PROSE Award- Media and Cultural Studies Finalist How diversity initiatives end up marginalizing Arab Americans and US Muslims One of Donald Trump's first actions as President was to sign an executive order to limit Muslim immigration to the United States, a step toward the "complete shutdown of Muslims entering the United States" he had campaigned on. This extraordinary act of Islamophobia provoked unprecedented opposition: Hollywood movies and mainstream television shows began to feature more Muslim characters in contexts other than terrorism; universities and private businesses included Muslims in their diversity initiatives; and the criminal justice system took hate crimes against Muslims more seriously. Yet Broken argues that, even amid this challenge to institutionalized Islamophobia, diversity initiatives fail on their promise by only focusing on crisis moments. Evelyn Alsultany argues that Muslims get included through "crisis diversity," where high-profile Islamophobic incidents are urgently responded to and then ignored until the next crisis. In the popular cultural arena of television, this means interrogating even those representations of Muslims that others have celebrated as refreshingly positive. What kind of message does it send, for example, when a growing number of "good Muslims" on TV seem to have arrived there, ironically, only after leaving the faith? In the realm of corporations, she critically examines the firing of high-profile individuals for anti-Muslim speech-a remedy that rebrands corporations as anti-racist while institutional racism remains intact. At universities, Muslim students get included in diversity, equity, and inclusion plans but that gets disrupted if they are involved in Palestinian rights activism. Finally, she turns to hate crime laws revealing how they fail to address root causes. In each of these arenas, Alsultany finds an institutional pattern that defangs the promise of Muslim inclusion, deferring systemic change until and through the next "crisis."
Evelyn Alsultany is Professor in the Department of American Studies and Ethnicity at the University of Southern California's Dornsife College and author of Arabs and Muslims in the Media: Race and Representation after 9/11. She is the co-editor of Arab and Arab American Feminisms: Gender, Violence, and Belonging and Between the Middle East and the Americas: The Cultural Politics of Diaspora. As a leading expert on the history of representations of Arabs and Muslims in the US media, she co-authored the Obeidi-Alsultany Test to help Hollywood improve representations of Muslims and serves as a consultant for Hollywood studios.

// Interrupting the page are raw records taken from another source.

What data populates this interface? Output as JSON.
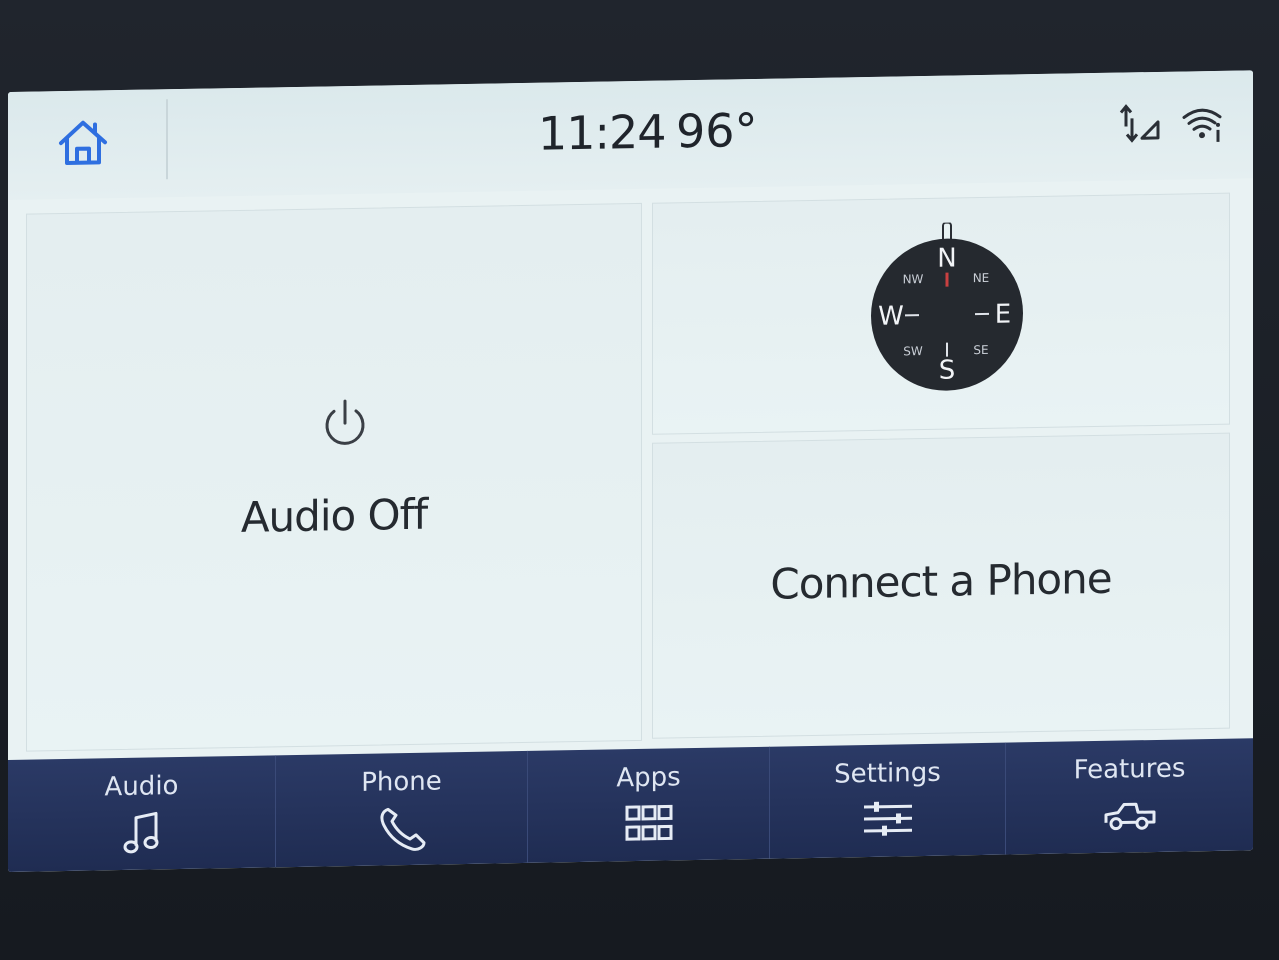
{
  "status": {
    "time": "11:24",
    "temperature": "96°",
    "icons": [
      "home-icon",
      "signal-icon",
      "wifi-icon"
    ]
  },
  "tiles": {
    "audio": {
      "label": "Audio Off",
      "icon": "power-icon"
    },
    "compass": {
      "icon": "compass-icon",
      "directions": {
        "n": "N",
        "e": "E",
        "s": "S",
        "w": "W",
        "ne": "NE",
        "nw": "NW",
        "se": "SE",
        "sw": "SW"
      }
    },
    "phone": {
      "label": "Connect a Phone"
    }
  },
  "nav": {
    "items": [
      {
        "label": "Audio",
        "icon": "music-note-icon"
      },
      {
        "label": "Phone",
        "icon": "phone-icon"
      },
      {
        "label": "Apps",
        "icon": "grid-icon"
      },
      {
        "label": "Settings",
        "icon": "sliders-icon"
      },
      {
        "label": "Features",
        "icon": "truck-icon"
      }
    ]
  },
  "colors": {
    "accent": "#2f6fe0",
    "nav_bg": "#24335c",
    "screen_bg": "#e9f2f3",
    "text": "#252a30"
  }
}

"Alsultany carefully and brilliantly walks us through the minefield known as 'diversity, equity, and inclusion' to expose the hypocrisies embedded in American discourses of tolerance. Far from addressing the root problems of today's inequities, Alsultany shows, contemporary tolerance talk often ends up reinscribing forms of intolerance while institutionalizing racism and Islamophobia. After you read this mind-bending book, not only will you understand the strange space in liberalism's universe that Muslims occupy, where Muslims represent what must be tolerated and what must not be tolerated simultaneously, but you'll also realize that the slogan 'diversity, equity, and inclusion' is missing the most significant term of all: justice." -- Moustafa Bayoumi * author of This Muslim American Life: Dispatches from the War on Terror * "A fresh, passionate, and comprehensive exploration of where Muslims factor into American diversity initiatives. Employing a blend of scholarly research and personal experience, Alsultany deftly deconstructs the state of Muslim representation and inclusion in the media, universities and key US institutions." -- Lorraine Ali * LA Times * "Alsultany details the limit of the liberal promise of inclusion in a brilliant and accessible way. Just when you think that Muslims have entered the doorway into humanity, you see that the inclusive move is itself how Muslim sub-personhood is secured. Broken is invaluable for anyone tempted to put their hopes in multicultural inclusion. Alsultany's achievement is that we are now steps closer to imagining abolition, the end of systems that protect white property interests." -- Sherene H. Razack * author of Nothing Has to Make Sense: Upholding White Supremacy Through Anti-Muslim Racism * "With eloquent prose and a compelling voice, Broken fundamentally shifts contemporary frames for understanding Muslim representation in media, corporations, government, and universities from 'Islamophobia' to 'Anti-Muslim Racism.' In doing so, she provides a razor-sharp analysis of the truly systemic reality of anti-Muslim racism." -- Ralina Joseph * author of Postracial Resistance: Black Women, Media, and the Uses of Strategic Ambiguity * "Alsultany traces how Muslims and Arabs have been incorporated into the United States, represented and racialized in its culture and politics. In some ways, these processes follow the patterns other groups experienced. But the context of terrorism and national security concerns charge the question of Arab and Muslim "otherness" in unique ways. Broken helps us articulate the racialization of 'otherness' and nonbelonging in new and important ways." -- Natalia Molina * The Chronicle of Higher Education, Best Scholarly Books of 2022 * "In this eye-opening, provocative work, Alsultany clearly demonstrates that many diversity initiatives fail when they're centered around moments of crisis instead of lasting change. This narrative will stay with readers long after the last page. To gain understanding and achieve true allyship, this is an essential title to read." * Library Journal (starred) *